” The fifth major cause of iron depletion in Gyna sapiens is not so obvious as the previous four but nontheless significantly increases her risk of developing an iron-deficiency anemia.  The transfer and loss of iron associated with gestation and brith exist to a lesser degree in other mammalian mothers but still pose a problem.  To counter it, Mother Nature equipped females of the other mammalian species with a vital instinct-an urgent hunger driving them to consume their offspring’s placenta.  A plump souffle of meaty iron, amino acids and essential fats, the placenta is the consummate first meal a mother should partake of immediately after the ordeal of delivery. It is the perfect replacement for the very nutrients she lost just minutes earlier, because a freshly expelled placenta contains the iron equivalent of one to two blood transfusions. Gyna sapiens have lost her craving for this delicacy.  Our closest relatives, chimpanzees, dine with gusto on their afterbirth immediately after delivering their infants.”   pg. 28-29.

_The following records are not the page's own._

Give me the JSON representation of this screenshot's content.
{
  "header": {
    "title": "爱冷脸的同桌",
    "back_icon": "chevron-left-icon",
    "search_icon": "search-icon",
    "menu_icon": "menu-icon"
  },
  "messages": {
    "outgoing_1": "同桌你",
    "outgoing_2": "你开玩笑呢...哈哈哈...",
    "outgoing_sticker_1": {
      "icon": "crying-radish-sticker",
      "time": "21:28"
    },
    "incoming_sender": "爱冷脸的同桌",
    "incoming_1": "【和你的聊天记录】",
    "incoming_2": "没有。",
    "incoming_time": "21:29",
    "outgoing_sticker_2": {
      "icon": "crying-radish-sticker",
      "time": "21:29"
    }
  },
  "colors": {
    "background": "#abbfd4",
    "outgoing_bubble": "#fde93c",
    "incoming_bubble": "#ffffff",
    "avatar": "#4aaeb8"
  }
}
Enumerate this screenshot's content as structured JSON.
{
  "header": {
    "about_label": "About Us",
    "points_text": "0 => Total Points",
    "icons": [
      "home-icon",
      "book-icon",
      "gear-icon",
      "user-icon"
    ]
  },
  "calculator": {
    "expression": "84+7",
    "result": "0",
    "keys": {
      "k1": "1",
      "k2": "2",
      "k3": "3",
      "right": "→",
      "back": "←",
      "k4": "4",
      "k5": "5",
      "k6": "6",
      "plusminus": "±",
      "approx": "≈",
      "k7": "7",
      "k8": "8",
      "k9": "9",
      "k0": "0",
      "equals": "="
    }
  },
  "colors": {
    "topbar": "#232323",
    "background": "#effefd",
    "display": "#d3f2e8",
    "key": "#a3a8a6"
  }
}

  • BIRTH – THE SUPRISING HISTORY OF HOW WE ARE BORN                                 Author – Tina Cassidy

“In the 1970′s, placentaphagy became part of radical home bith customs, particularly in the San Franscisco area.  One 1980 estimate in Scient Digest said 5 percent of such West Coast deliveries involved sonsuming the afterbirth; the East Cost rate among home-birthers was about 1 or 2 percent.  it is unclear how many of the placentaphagists were vegetarians, but probably many wree.  They considered the placenta to be sacred, and, of course, because the organ gave life and nothing was killed to put it on the table, it was considered an honor to consume it.”    pg. 218

  • PLACENTA: THE GIFT OF LIFE                                                                     Author – Cornelia Enning

“Throughout the world generations have passed down knowledge of how ingesting placenta helps a mother’s postpartum recovery.  Women using placenta remedies after birth feel stronger, are happier and can breastfeed more easily….Many conditions during birth, the postpartum period and nursing would not arise if we returned to the old custom of applying placenta remedies.”